Although a US company or person seeking to register a trademark with the U.S. Patent and Trademark Office needs to establish use of the trademark in U.S. commerce in order to register it, a foreign company or person that owns a trademark registration in their home country is able to register its trademark in the U.S. based solely on a foreign trademark registration, sometimes referred to as “home registration basis.”  This can result in a foreign company or person — perhaps reasonably — believing it can enforce its U.S. trademark registration against other trademarks in use in the U.S. without first establishing use of its own trademark in the U.S. 

However, it is important to keep in mind the test for trademark infringement, which is whether there is a likelihood of confusion in the minds of consumers.  Without actual use of both trademarks in the U.S., the foreign company or person is not likely to succeed with its claim that consumers are likely to be confused and therefore its infringement claim is likely to fail. This is why I call them unenforceable trademarks.

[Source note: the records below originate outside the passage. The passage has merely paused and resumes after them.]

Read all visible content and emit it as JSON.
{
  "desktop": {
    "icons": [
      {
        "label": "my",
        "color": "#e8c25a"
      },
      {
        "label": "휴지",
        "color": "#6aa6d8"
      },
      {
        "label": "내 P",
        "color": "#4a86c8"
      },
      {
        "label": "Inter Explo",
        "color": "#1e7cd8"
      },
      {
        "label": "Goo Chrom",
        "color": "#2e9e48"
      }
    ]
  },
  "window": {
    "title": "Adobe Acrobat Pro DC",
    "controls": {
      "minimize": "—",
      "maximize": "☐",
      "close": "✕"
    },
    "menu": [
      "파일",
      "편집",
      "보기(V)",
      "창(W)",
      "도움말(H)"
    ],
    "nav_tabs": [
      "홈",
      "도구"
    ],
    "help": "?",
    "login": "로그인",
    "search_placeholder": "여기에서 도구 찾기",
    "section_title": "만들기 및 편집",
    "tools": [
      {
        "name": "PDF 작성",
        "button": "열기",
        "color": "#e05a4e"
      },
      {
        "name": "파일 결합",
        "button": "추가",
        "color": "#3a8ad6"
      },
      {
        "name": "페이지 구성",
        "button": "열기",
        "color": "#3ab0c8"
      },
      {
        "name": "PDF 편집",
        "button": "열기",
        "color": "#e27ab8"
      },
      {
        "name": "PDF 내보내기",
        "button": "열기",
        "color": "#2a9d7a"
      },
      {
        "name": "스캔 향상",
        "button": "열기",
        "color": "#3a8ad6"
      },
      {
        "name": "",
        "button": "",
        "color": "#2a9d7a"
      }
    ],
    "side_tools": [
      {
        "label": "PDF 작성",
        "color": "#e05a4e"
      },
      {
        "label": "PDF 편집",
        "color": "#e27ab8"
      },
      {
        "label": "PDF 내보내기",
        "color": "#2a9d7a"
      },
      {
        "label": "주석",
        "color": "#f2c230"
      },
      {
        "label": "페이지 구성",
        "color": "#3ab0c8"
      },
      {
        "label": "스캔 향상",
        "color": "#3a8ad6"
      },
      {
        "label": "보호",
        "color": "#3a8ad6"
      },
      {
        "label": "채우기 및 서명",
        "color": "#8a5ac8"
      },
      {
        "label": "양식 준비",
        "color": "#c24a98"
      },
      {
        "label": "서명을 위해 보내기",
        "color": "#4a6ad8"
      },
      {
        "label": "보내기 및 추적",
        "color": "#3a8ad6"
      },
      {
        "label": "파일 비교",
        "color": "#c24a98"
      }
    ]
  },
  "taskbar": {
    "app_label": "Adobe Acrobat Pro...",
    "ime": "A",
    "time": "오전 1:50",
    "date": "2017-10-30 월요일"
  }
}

The easiest way to verify whether the trademark registration being asserted against you is based solely on a foreign registration or “home registration basis” is to look up the registration at the U.S. Patent and Trademark Office website using the Trademark Electronic Search System (TESS) available at http://www.uspto.gov/trademark.  If the current basis information only lists “44E” in the TESS listing for the registration, or more importantly, the only basis listed under the relevant class(es) of goods or services is “44(e)” on the associated Trademark Status & Documentation Retrieval (TSDR) page, then the next question you should ask is whether the registrant is actually using the trademark in the U.S.  If not, or it is not clear, there may be grounds to challenge the allegation of infringement.  An experienced trademark attorney can assist in determining the best strategy to address any allegation of infringement based on the particular situation.